The Botswana Exporters Association of Botswana (BEMA) has urged a sea change to refine trade policies in a bid to make them more protective of local industries.
The body that represents manufacturers say programmes such as Economic Diversification Drive (EDD) and Citizen Economic Empowerment (CEE) policies, trade policies and Industrial development legislation must be cohesive, effective and in line with the current state and maturity of the local industry.
BEMA President Nkosi Mwaba told Sunday Standard on Friday that their members are concerned that is almost impossible for Botswana companies to win tenders in South Africa and yet foreign companies are having field day here.
“SACU countries for instance, have a mixture of restrictive and free trade policies and these are designed by each member state to protect their own enterprises and thereby promote industrialisation,” he said.
“Botswana needs to consider taking a harder stance on the structure of its trade policies in relation to regional trends and recognise that industries amongst regional trade member states have not matured at the same rate.”
According to Mwaba, their members also face internal challenges that are brought about by local procurement processes, codes and documents within the tendering processes. For example, he highlighted that some BEMA members who are bona fide, registered and qualified manufacturers lose tenders to traders, agents and fly-by-nights as a result.
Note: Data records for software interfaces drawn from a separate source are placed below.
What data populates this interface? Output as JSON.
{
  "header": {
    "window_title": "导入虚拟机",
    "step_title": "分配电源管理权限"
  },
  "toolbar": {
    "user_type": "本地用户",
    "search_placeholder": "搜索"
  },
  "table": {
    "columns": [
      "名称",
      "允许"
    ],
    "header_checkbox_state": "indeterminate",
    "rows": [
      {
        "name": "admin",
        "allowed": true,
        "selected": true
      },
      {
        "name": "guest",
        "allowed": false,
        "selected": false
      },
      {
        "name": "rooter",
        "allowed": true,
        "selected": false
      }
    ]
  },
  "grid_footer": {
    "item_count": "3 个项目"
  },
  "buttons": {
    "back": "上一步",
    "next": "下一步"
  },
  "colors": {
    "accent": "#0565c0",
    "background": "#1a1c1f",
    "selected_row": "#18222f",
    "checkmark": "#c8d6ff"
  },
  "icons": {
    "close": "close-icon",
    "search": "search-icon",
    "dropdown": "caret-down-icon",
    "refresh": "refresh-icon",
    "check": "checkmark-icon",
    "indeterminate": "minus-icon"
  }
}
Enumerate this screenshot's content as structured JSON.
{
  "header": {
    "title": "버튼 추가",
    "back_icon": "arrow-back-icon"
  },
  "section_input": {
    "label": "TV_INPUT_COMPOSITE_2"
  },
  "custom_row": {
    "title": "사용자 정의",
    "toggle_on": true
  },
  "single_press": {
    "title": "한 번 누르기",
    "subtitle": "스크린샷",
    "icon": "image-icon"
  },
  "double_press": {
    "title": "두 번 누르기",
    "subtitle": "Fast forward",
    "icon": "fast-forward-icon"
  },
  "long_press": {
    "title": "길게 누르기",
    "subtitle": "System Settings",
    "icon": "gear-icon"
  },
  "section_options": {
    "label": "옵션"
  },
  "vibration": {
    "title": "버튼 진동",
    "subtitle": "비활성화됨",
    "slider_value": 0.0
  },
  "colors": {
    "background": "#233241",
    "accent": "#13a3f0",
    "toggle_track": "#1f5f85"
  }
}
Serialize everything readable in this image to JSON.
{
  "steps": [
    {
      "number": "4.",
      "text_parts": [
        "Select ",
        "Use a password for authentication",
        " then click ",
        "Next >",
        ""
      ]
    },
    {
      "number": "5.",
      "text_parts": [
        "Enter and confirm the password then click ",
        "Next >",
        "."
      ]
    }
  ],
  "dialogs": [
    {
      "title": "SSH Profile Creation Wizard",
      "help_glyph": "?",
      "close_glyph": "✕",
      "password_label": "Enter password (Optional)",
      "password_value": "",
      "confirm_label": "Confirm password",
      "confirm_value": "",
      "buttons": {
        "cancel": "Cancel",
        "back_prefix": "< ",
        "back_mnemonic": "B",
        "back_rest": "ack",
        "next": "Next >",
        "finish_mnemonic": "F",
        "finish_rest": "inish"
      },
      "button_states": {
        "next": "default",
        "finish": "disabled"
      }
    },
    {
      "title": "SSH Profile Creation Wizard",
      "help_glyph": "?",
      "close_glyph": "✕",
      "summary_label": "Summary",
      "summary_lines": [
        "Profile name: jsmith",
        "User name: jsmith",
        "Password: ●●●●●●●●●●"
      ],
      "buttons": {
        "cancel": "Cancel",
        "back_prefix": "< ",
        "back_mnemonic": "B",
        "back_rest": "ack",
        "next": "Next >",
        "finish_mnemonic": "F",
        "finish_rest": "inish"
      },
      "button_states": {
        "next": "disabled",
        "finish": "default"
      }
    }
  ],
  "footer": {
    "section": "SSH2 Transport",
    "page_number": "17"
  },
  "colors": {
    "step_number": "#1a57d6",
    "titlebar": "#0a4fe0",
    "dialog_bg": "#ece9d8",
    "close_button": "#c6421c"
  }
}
“This happens despite the fact that certain tenders are reserved for manufacturers or producers,” he said.
“We strongly believe that the PPADB has to play a more prominent and meaningful role in promoting local beneficiation and industrial growth by addressing current loopholes in the process.”
“We have instances where some BEMA members have qualified for tenders in South Africa and have lost out on these bids simply because they did not meet the BEE requirements. Policies similar to BEE in South Africa are inclined towards promoting participation of SA companies and encourage growth of their local industry.”
He argued that in quest to attract Foreign Direct Investment (FDI), one must remember that current players in the industry are also potential investors in their own growth and thereby in the growth of the economy.
He said there is extensive effort and expenditure in programmes that attract FDI in the form of new investments.
“Our sentiments as BEMA are that existing businesses must be awarded similar effort in order to encourage growth and export development. We should be concerned about the industries that are failing and enterprises that are shutting down within Botswana and similarly, make an elevated effort to ensure their survival and competitiveness.”
BEMA however is supportive of EDD, which they argue is an excellent programme in principle and that it is encouraging that Government comes up with such tools to boost diversification efforts.
Mwaba said with the country’s buying power averaging P20 billion per annum, the efficient implementation and management of such programmes and policies is critical. However, he said they are worried by mismatch between imports and exports which paints a clear picture of how much work still needs to be done within the local manufacturing industry to enable meaningful diversification through exports.
Latest export statistics show that 80 percent of Botswana’s exports were diamonds whereas Copper and Nickel contributed another 10 percent of our export bill. This means 90 percent of exports are derived from mining and minerals. Botswana’s export bill for this period was just over P66 billion.
Mwaba said BEMA has formulated a roadmap that will see the effective implementation of a new direction the Association is taking in addressing member concerns.
“We have identified key enablers and strategic partners who we will work closely with to share experiences and find mutual ground in building a more robust public private partnership in developing Botswana’s industries,” he revealed.
“We are confident that the efforts from both sides of the table will see local producers and exporters build companies that will bring about a more positive impact on the economy of Botswana.”